Workshop trains small-town K-9 officers to assess and document dogs' skills
Twenty K-9 handlers and their dogs gathered October 26 at the N.H. Police K-9 Academy in Newington for a workshop on using geospatial technology to assess the scent-tracking skills of the dogs.
"It was the first time I'd worked with police officers and the first time I'd worked with a group who had such specific ideas about what they wanted me to do. It went extremely well," says Shane Bradt, UNH Cooperative Extension geospatial technology specialist, who taught the workshop.
"We had gorgeous weather and a lot of fun. The group made tremendous strides in their use of GPS and their mapping skills."
Police K-9 Academy supports small-town K-9 units
The New Hampshire Police K-9 Academy, a nationally accredited K-9 training site on the grounds of the Pease Air Force National Guard base, allows small-town K-9 units to train by holding training sessions every Monday year-'round.
"Most towns can't afford to be without an officer for the 12 weeks it takes to go through the State Police K-9 training," says Mark Ericson, who chairs the board of the Working Dog Foundation, a non-profit that founded, operates, maintains, and raises funds for the Academy.
Since its founding in 1995, the Foundation has raised more than $200,000 to purchase dogs, bullet-proof vests for police dogs, and to retrofit police cruisers for qualifying police departments in New Hampshire, Maine, and northeastern Massachusetts.
Erickson says the Foundation purchased 10 GPS units, two computers, and the mapping software, but, "We soon found ourselves behind the 8-ball. We found there was more to this GPS stuff than we'd realized. We started looking around for someone who could teach us to use it. We're lucky we found Shane."
Officers learn to use high-tech tracking and mapping equipment

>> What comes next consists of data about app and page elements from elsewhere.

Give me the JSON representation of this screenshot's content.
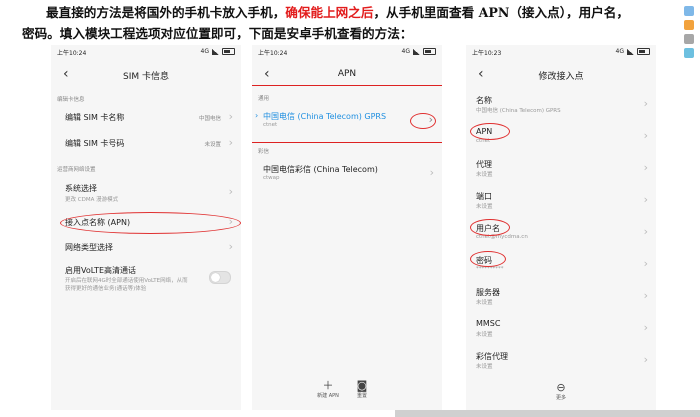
{
  "intro": {
    "part1": "最直接的方法是将国外的手机卡放入手机，",
    "highlight": "确保能上网之后",
    "part2": "，从手机里面查看 APN（接入点），用户名，",
    "line2": "密码。填入模块工程选项对应位置即可，下面是安卓手机查看的方法："
  },
  "screen1": {
    "time": "上午10:24",
    "signal": "4G",
    "title": "SIM 卡信息",
    "group1": "编辑卡信息",
    "rows": [
      {
        "label": "编辑 SIM 卡名称",
        "value": "中国电信"
      },
      {
        "label": "编辑 SIM 卡号码",
        "value": "未设置"
      }
    ],
    "group2": "运营商网络设置",
    "system_label": "系统选择",
    "system_sub": "更改 CDMA 漫游模式",
    "apn_label": "接入点名称 (APN)",
    "nettype_label": "网络类型选择",
    "volte_label": "启用VoLTE高清通话",
    "volte_sub1": "开启后在联网4G时全部通话使用VoLTE网络，从而",
    "volte_sub2": "获得更好的通信业务(通话等)体验"
  },
  "screen2": {
    "time": "上午10:24",
    "signal": "4G",
    "title": "APN",
    "group1": "通用",
    "apn1_name": "中国电信 (China Telecom) GPRS",
    "apn1_sub": "ctnet",
    "group2": "彩信",
    "apn2_name": "中国电信彩信 (China Telecom)",
    "apn2_sub": "ctwap",
    "new_apn": "新建 APN",
    "reset": "重置"
  },
  "screen3": {
    "time": "上午10:23",
    "signal": "4G",
    "title": "修改接入点",
    "fields": [
      {
        "label": "名称",
        "value": "中国电信 (China Telecom) GPRS"
      },
      {
        "label": "APN",
        "value": "ctnet"
      },
      {
        "label": "代理",
        "value": "未设置"
      },
      {
        "label": "端口",
        "value": "未设置"
      },
      {
        "label": "用户名",
        "value": "ctnet@mycdma.cn"
      },
      {
        "label": "密码",
        "value": "**********"
      },
      {
        "label": "服务器",
        "value": "未设置"
      },
      {
        "label": "MMSC",
        "value": "未设置"
      },
      {
        "label": "彩信代理",
        "value": "未设置"
      }
    ],
    "more": "更多"
  },
  "colors": {
    "accent": "#1f8fe0",
    "annotation": "#e03030",
    "highlight_text": "#e21c1c"
  }
}
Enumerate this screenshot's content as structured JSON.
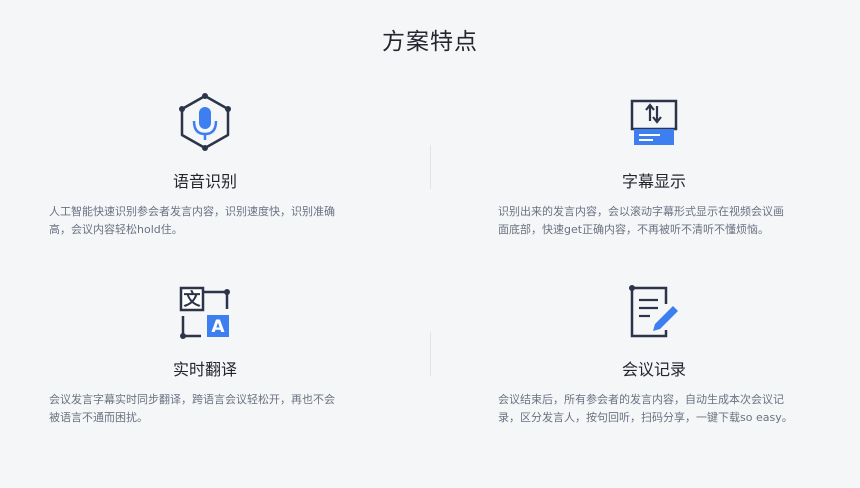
{
  "page": {
    "title": "方案特点"
  },
  "features": [
    {
      "icon": "microphone-hexagon-icon",
      "title": "语音识别",
      "desc_lines": [
        "人工智能快速识别参会者发言内容，识别速度快，识别准确",
        "高，会议内容轻松hold住。"
      ]
    },
    {
      "icon": "subtitle-screen-icon",
      "title": "字幕显示",
      "desc_lines": [
        "识别出来的发言内容，会以滚动字幕形式显示在视频会议画",
        "面底部，快速get正确内容，不再被听不清听不懂烦恼。"
      ]
    },
    {
      "icon": "translate-icon",
      "title": "实时翻译",
      "desc_lines": [
        "会议发言字幕实时同步翻译，跨语言会议轻松开，再也不会",
        "被语言不通而困扰。"
      ]
    },
    {
      "icon": "document-edit-icon",
      "title": "会议记录",
      "desc_lines": [
        "会议结束后，所有参会者的发言内容，自动生成本次会议记",
        "录，区分发言人，按句回听，扫码分享，一键下载so easy。"
      ]
    }
  ],
  "icon_text": {
    "translate_zh": "文",
    "translate_en": "A"
  },
  "colors": {
    "accent": "#3d7ef0",
    "dark": "#2b3448",
    "text": "#6a7282",
    "title": "#23262e"
  }
}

During the morning session, Bradt taught the handlers to "take points," to mark a trail, and to navigate using the hand-held GPS units.
"I put together short manuals on the specific GPS units they were using," said Bradt. "Most GPS units have similar functions, but each has different buttons and menus to learn. It's fairly simple, once you figure out which buttons to click."
"They asked very specific questions, like, 'What if I'm tracking in the woods at night and catch the bad guy, how do I notify my partner where I am?', Bradt says. "The answer: 'You collect a way point that records your GPS coordinates; the unit has a built-in radio which sends your partner the point where you're located.'"
"After lunch, we went back outside to work with the dogs," Bradt says. "The officers worked in pairs, each with their own dog. One would lay down the trail; the other would track him with his dog. Then they'd reverse roles.
"Afterwards they went to the computers to download and map the data they'd collected and project their tracks and trails onto the computer monitor. I installed free GIS software and loaded high-resolution aerial photos on the computers for the officers to map their tracks. We were able to see buildings and roads clearly, even cars in parking lots."
"It was a lot more chaotic than I'm used to," says Bradt with a laugh. "I'm usually the one doing all the talking. I'm not used to workshop participants taking that much initiative. These people all know each other and train together. They had specific things they wanted to learn, and helped each other do more and more as the day wore on. By the middle of the afternoon, I was standing on the sidelines and they were teaching each other.
Objective GPS records replace hand-drawn maps
John Usher, head trainer at the Academy since 1995, says, "It was originally my idea to bring GPS to the Academy. Small towns often incorporate large areas of woods. In addition to its other benefits, GPS technology could prevent officers from covering the same area twice during searches, more accurately set a point if you found evidence somewhere out in the woods, and help officers get out of the woods at night."
Retired from the Dover Police Department after 21 years, he now works full time on the Kittery, Maine, police force and part-time as dog handler for the Strafford County Sherriff's Department. Usher says police departments use the highly-trained dogs "to track and catch bad guys," as well as to find lost people. Some dogs are cross-trained to sniff for drugs and other substances.
"We purchased the GPS units and the computers, but found we needed to put A and B together," Usher says "Shane was a great find. He did a great service for us and we had a great time. He stayed eight or nine hours, making sure everyone knew how to use the equipment and even said he'd make himself available in the future."
"It was exciting to download both the scent trail and the path of the dog and actually see the tracks [projected onto a map]," Usher says. "We'd been evaluating the dogs by hand-drawing maps from memory on graph paper." In addition to providing objective validation of handlers' understanding of their dogs' skills, the GPS units will provide a standardized record of each dog's tracking skills that could stand up in court," Usher says, adding that he hopes to raise the funds to purchase GPS units for each Academy team (officer and dog) to use at home.
View a slide show of the daylong training event. Click on "Show info" in upper left of photo to see captions.
UNH Cooperative Extension's Geospatial Technologies Training Center Provides educational outreach programs that help community organizations, government agencies, and ordinary citizens make more informed decisions.Offers a wide variety of instructional workshops, from two-hour introductory sessions to 10-day intensive courses.
Photo by Shane Bradt